"Poorer communities across the North have been treated especially unfairly, making a mockery of the government’s commitment to levelling up. This is part of a wider pattern. The pandemic has disproportionately targeted the most disadvantaged communities: government support has not."
A senior councillor in Richmondshire said the rural district had problems of its own and was in need of government support because of a lack of public transport and good jobs.
And asked about the formula on Wednesday, Mr Sunak said it was “based on an index of economic need, which is transparently published” and “a bunch of objective measures”.
Local authorities will bid for the funding and the number of bids they can make will depend on how many MPs are in their area. MPs are invited to be involved in lobbying for funding but can only back one bid they see as a priority.

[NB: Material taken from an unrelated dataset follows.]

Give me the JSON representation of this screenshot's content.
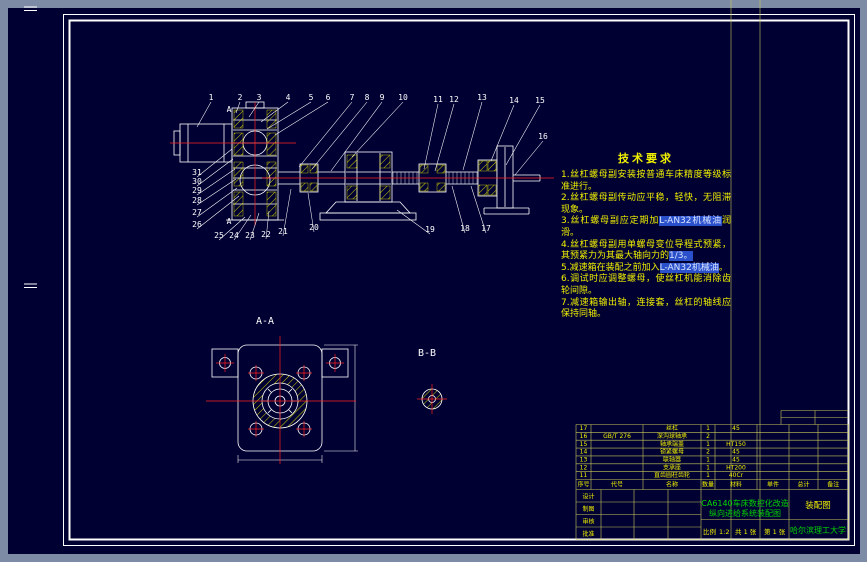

Treasury officials point out that as well as Richmondshire in the top category, areas such as Blackburn, Blackpool, Chesterfield, Gosport, Liverpool, Middleborough, Oldham, Redcar and Cleveland have been included.
Keith Aspden, the Liberal Democrat leader of York council, which is in the lowest category for the Levelling Up Fund, said: "Questions remain to be answered about how strategic, and how fair, the current investment plan is.
"Fairness and transparency must be imbedded in the Government’s regeneration funding schemes for the region to succeed and drive recovery together, rather than see the North put on course for a divided recovery."
It comes after a Budget where Mr Sunak extended the job-saving furlough scheme until September as well as cuts to VAT and business rates to aid the tourism and hospitality sectors.
A northern campus of the Treasury will be moved to Darlington and Leeds will get the UK's first infrastructure bank, while the Humber and Teesside will both get new 'freeport' status.
But James Muir, Chair of the Sheffield City Region Local Enterprise Partnership, said: “Our economy is still in crisis mode and so the extension of support for businesses must be welcomed but it does not go far enough.
"Indeed, many of the Chancellor’s initiatives are things we told him we needed in South Yorkshire last summer. But it’s hard to see what’s in the Budget that will support the longer-term project to level up our region."
A Treasury spokesman said: “All local areas in the UK will be able to apply for funding through the levelling up fund.
“The bandings do not represent eligibility criteria – and money will be allocated to the areas most in need.
“Further technical details will be published by the Government in due course.”